==== Records for the task ====

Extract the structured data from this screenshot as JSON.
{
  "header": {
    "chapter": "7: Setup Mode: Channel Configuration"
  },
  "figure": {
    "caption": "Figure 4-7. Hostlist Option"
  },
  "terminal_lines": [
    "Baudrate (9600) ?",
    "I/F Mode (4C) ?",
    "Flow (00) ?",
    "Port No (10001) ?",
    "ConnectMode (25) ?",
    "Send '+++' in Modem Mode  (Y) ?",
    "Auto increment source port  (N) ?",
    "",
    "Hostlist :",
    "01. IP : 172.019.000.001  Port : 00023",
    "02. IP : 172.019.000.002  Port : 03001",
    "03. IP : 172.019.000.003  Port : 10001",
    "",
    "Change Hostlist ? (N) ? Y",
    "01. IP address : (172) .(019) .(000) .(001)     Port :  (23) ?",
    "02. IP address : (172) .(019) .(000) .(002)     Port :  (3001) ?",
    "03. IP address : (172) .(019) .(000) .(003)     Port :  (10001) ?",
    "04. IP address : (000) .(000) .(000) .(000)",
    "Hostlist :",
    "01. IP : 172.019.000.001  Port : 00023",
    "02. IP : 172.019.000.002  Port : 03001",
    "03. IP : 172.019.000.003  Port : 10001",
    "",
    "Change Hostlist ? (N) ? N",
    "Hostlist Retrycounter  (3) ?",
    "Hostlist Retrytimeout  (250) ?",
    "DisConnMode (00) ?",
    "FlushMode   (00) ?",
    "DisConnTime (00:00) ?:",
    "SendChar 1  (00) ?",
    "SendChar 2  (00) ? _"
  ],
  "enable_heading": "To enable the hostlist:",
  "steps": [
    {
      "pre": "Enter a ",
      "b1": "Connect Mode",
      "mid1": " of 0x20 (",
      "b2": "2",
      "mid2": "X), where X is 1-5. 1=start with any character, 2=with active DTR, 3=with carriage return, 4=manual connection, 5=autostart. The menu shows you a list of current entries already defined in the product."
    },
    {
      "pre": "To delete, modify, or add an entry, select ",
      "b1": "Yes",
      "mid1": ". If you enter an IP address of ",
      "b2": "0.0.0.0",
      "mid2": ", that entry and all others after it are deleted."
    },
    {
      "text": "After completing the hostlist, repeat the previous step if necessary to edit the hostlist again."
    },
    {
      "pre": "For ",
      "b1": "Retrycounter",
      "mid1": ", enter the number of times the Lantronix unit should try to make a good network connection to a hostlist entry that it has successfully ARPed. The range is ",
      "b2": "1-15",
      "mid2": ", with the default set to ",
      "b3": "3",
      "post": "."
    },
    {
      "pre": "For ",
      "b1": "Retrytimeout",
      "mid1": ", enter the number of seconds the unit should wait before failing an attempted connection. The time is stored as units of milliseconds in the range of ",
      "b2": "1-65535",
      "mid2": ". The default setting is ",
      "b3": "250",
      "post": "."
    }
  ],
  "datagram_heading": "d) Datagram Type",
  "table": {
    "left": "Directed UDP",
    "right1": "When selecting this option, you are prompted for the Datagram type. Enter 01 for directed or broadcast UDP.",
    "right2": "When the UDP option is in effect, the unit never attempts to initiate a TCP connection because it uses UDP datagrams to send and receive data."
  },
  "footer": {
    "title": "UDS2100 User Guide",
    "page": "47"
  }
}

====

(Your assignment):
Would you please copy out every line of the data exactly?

(Answer below):
Extract the structured data from this screenshot as JSON.
{
  "header": {
    "chapter": "7: Setup Mode: Channel Configuration"
  },
  "figure": {
    "caption": "Figure 4-7. Hostlist Option"
  },
  "terminal_lines": [
    "Baudrate (9600) ?",
    "I/F Mode (4C) ?",
    "Flow (00) ?",
    "Port No (10001) ?",
    "ConnectMode (25) ?",
    "Send '+++' in Modem Mode  (Y) ?",
    "Auto increment source port  (N) ?",
    "",
    "Hostlist :",
    "01. IP : 172.019.000.001  Port : 00023",
    "02. IP : 172.019.000.002  Port : 03001",
    "03. IP : 172.019.000.003  Port : 10001",
    "",
    "Change Hostlist ? (N) ? Y",
    "01. IP address : (172) .(019) .(000) .(001)     Port :  (23) ?",
    "02. IP address : (172) .(019) .(000) .(002)     Port :  (3001) ?",
    "03. IP address : (172) .(019) .(000) .(003)     Port :  (10001) ?",
    "04. IP address : (000) .(000) .(000) .(000)",
    "Hostlist :",
    "01. IP : 172.019.000.001  Port : 00023",
    "02. IP : 172.019.000.002  Port : 03001",
    "03. IP : 172.019.000.003  Port : 10001",
    "",
    "Change Hostlist ? (N) ? N",
    "Hostlist Retrycounter  (3) ?",
    "Hostlist Retrytimeout  (250) ?",
    "DisConnMode (00) ?",
    "FlushMode   (00) ?",
    "DisConnTime (00:00) ?:",
    "SendChar 1  (00) ?",
    "SendChar 2  (00) ? _"
  ],
  "enable_heading": "To enable the hostlist:",
  "steps": [
    {
      "pre": "Enter a ",
      "b1": "Connect Mode",
      "mid1": " of 0x20 (",
      "b2": "2",
      "mid2": "X), where X is 1-5. 1=start with any character, 2=with active DTR, 3=with carriage return, 4=manual connection, 5=autostart. The menu shows you a list of current entries already defined in the product."
    },
    {
      "pre": "To delete, modify, or add an entry, select ",
      "b1": "Yes",
      "mid1": ". If you enter an IP address of ",
      "b2": "0.0.0.0",
      "mid2": ", that entry and all others after it are deleted."
    },
    {
      "text": "After completing the hostlist, repeat the previous step if necessary to edit the hostlist again."
    },
    {
      "pre": "For ",
      "b1": "Retrycounter",
      "mid1": ", enter the number of times the Lantronix unit should try to make a good network connection to a hostlist entry that it has successfully ARPed. The range is ",
      "b2": "1-15",
      "mid2": ", with the default set to ",
      "b3": "3",
      "post": "."
    },
    {
      "pre": "For ",
      "b1": "Retrytimeout",
      "mid1": ", enter the number of seconds the unit should wait before failing an attempted connection. The time is stored as units of milliseconds in the range of ",
      "b2": "1-65535",
      "mid2": ". The default setting is ",
      "b3": "250",
      "post": "."
    }
  ],
  "datagram_heading": "d) Datagram Type",
  "table": {
    "left": "Directed UDP",
    "right1": "When selecting this option, you are prompted for the Datagram type. Enter 01 for directed or broadcast UDP.",
    "right2": "When the UDP option is in effect, the unit never attempts to initiate a TCP connection because it uses UDP datagrams to send and receive data."
  },
  "footer": {
    "title": "UDS2100 User Guide",
    "page": "47"
  }
}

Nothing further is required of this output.